Tuesday, January 19, 2010

Ch- ch- ch- Changes

Because I knew I would be writing this column on the third Monday in January, my first thought was to write about race in writing. I figured the flap about Avatar being racist while winning the Golden Globe would be a natural launch point. But the more I thought about it , the more I realized that was a political topic better suited to my own LiveJournal than this convivial writing forum. My second thought was to write the column Farrah wrote -- but she published first. (I've saved what I'd written before I saw her column and herein officially dibs the topic for next year.)

So, for a change of pace, I think I'll write about writing. Or more precisely, rewriting. I have often said I do not rewrite. I am not one of those walk away from the keyboard writers. When I finish with a story I spell check, and mail.

To be sure, if an editor requests a rewrite -- particularly if the rewrite is a condition of sale -- I rewrite if I can. (I can't always. The first of this year I sold two stories, but one of the sales didn't stick. As sometimes happens in media tie-in writing, elements of my story conflicted with established continuity. It was not a major point relative to the intellectual property -- the editor didn't notice until one of the continuity checkers found it -- but it was essential to my story. The story would not work if I changed it and I had to withdraw my ms.)

This year on my Live Journal I've started something new; something that's forcing me to really look at how I write and what I do with words. I'm posting the number of new words I write and keep each day. That "and keep" is important, because I'm discovering that I only keep about a third of the words I write. Prior to this daily record keeping, I would have told you I kept two thirds to three fourths of what I wrote; maybe deleting a sentence or two that doesn't flow well (or flows too prettily and distracts from the tale). Now I'm realizing I throw out paragraphs and pages wholesale.

Today's entry, for example, says merely "500 fiction." The fiction in this case is "Bad Water," a military science fiction story about a retired constable and his fishing boat being pressed into service by a reconnaissance squad. As originally sketched in on my graph paper (see "It's all a Plot") it would have run about 10-12k. Today I was close to the 8k mark when I realized the story was too damn linear. It didn't just need another try/fail cycle or two, it needed a convoluted side trip to save it from predictability. So I deleted 1600 words and hit my protagonist over the head with a piton. Then I spent about twenty minutes alternately staring into space and sketching on my graph paper while I worked out why he'd been hit on the head and what would have to happen to lead most effectively from that point to the denouement. (And, if I'm reading my flow chart right, the final story will clock in at 14-16k. We'll see.)

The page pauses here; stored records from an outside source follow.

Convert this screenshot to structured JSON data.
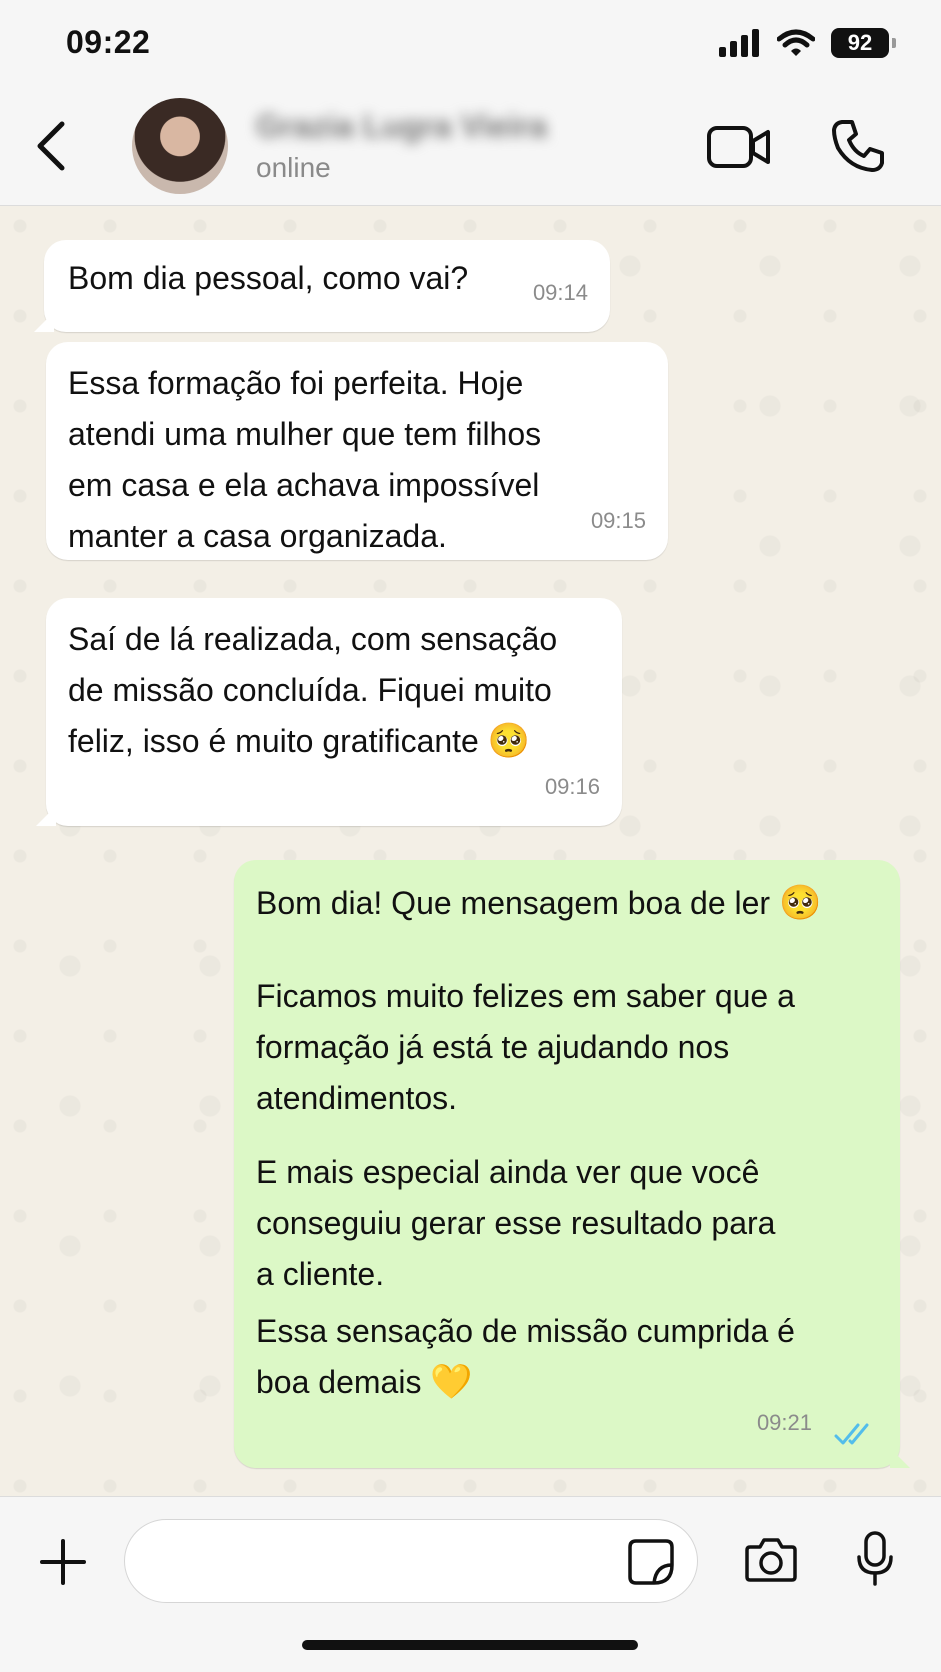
{
  "status_bar": {
    "time": "09:22",
    "battery": "92"
  },
  "header": {
    "contact_name": "Grazia Lugra Vieira",
    "contact_status": "online"
  },
  "messages": [
    {
      "direction": "in",
      "text": "Bom dia pessoal, como vai?",
      "time": "09:14"
    },
    {
      "direction": "in",
      "text": "Essa formação foi perfeita. Hoje\natendi uma mulher que tem filhos\nem casa e ela achava impossível\nmanter a casa organizada.",
      "time": "09:15"
    },
    {
      "direction": "in",
      "text": "Saí de lá realizada, com sensação\nde missão concluída. Fiquei muito\nfeliz, isso é muito gratificante",
      "emoji": "🥺",
      "time": "09:16"
    },
    {
      "direction": "out",
      "paragraphs": [
        "Bom dia! Que mensagem boa de ler",
        "Ficamos muito felizes em saber que a\nformação já está te ajudando nos\natendimentos.",
        "E mais especial ainda ver que você\nconseguiu gerar esse resultado para\na cliente.",
        "Essa sensação de missão cumprida é\nboa demais"
      ],
      "emoji_1": "🥺",
      "emoji_4": "💛",
      "time": "09:21",
      "read_status": "double-check-read"
    }
  ],
  "input": {
    "placeholder": ""
  },
  "colors": {
    "incoming_bubble": "#ffffff",
    "outgoing_bubble": "#dcf8c6",
    "read_ticks": "#53bdeb"
  }
}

So what's your process? At what point in the writing do you spot things that need to change? And how do you go about making the changes?

1 comment:

Liane Spicer said...

I don't make major changes as I write since I outline and pretty much know where the story is going from up front. (Except when I hit a wall which can happen despite having a well thought out outline. Something that appears reasonable enough in outline might not hold up to close scrutiny when filling in all the details of plot and character.)

When the first draft is done I give it to my first reader(s) and wait for feedback while I put the story out of my mind so I can go back to it with fresh eyes. Invariably the feedback includes both suggestions that I'm happy to ignore and others that bear closer examination. I do a bit of brainstorming and jotting down of ideas for changes, and then begin working on the second draft, which involves:

- Removing chunks (words, sentences, paragraphs, and chapters) entirely or placing edited versions elsewhere in the manuscript, and
- Inserting new material where necessary.

I've changed one manuscript to align with my agent's suggestions but don't plan on doing so again. Changes required by the editor I discuss with her and those might go either way: either she convinces me of the need for them or I convince her otherwise.

The one thing I absolutely hate is where the editor makes changes herself. These may be minor, but to me the other person's writing sticks out a mile and jars (mars?) the flow of my own expression.